Adelte to install new passenger boarding bridges at Manchester Airport, UK

19 October 2017 (Last Updated November 1st, 2017 13:40)

Spanish company Adelte has been contracted by Manchester Airports Group (MAG) to design, develop and deploy 11 new passenger boarding bridges at Manchester Airport, UK.

Adelte to install new passenger boarding bridges at Manchester Airport, UK
A depiction of passenger boarding bridges at Manchester Airport. Credit: Adelte Group SL.

Spanish company Adelte has been contracted by Manchester Airports Group (MAG) to design, develop and deploy 11 new passenger boarding bridges at Manchester Airport, UK.

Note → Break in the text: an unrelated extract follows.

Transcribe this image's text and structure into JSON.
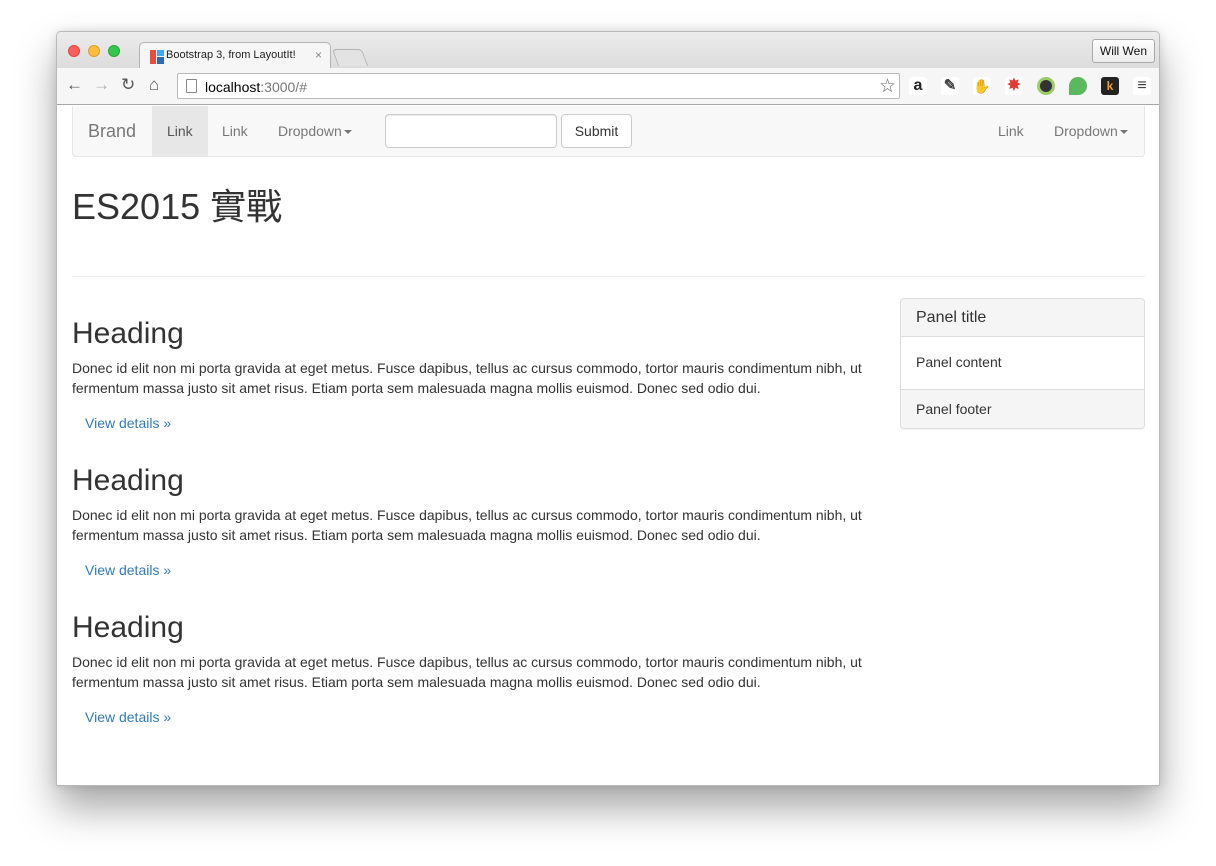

The installation of new passenger boarding is part of the first phase of the £1bn Manchester Airport Transformation Programme (MAN-TP).

Adelte vice-president and commercial director Jordi Floreta said: “We are enthusiastic about returning to Manchester and being able to participate in this ambitious project of transforming the infrastructure and facilities of this modern airport so that it can receive in the best conditions the fast-growing number of passengers.”

Under the deal, the company will be responsible for installing the boarding bridges at the airport in late 2018 and early 2019.

“We are delighted to award this contract to Adelte and look forward to working with them over the coming years to further enhance the customer experience at Manchester Airport.”

The 11 units will be Apron Drive models featuring glass-sided tunnels.

The advanced system will help protect passengers from exposure to rough UK weather, and will also enable more efficient and rapid turnarounds at Pier 1 of Terminal 2 in Manchester Airport.

MAN-TP delivery director Rob Stewart said: “We are delighted to award this contract to Adelte and look forward to working with them over the coming years to further enhance the customer experience at Manchester Airport.”

With the completion of the transformation programme, the airport will be capable of handling 45 million passengers each year, which will be approximately 20 million more compared to the passenger traffic recorded currently.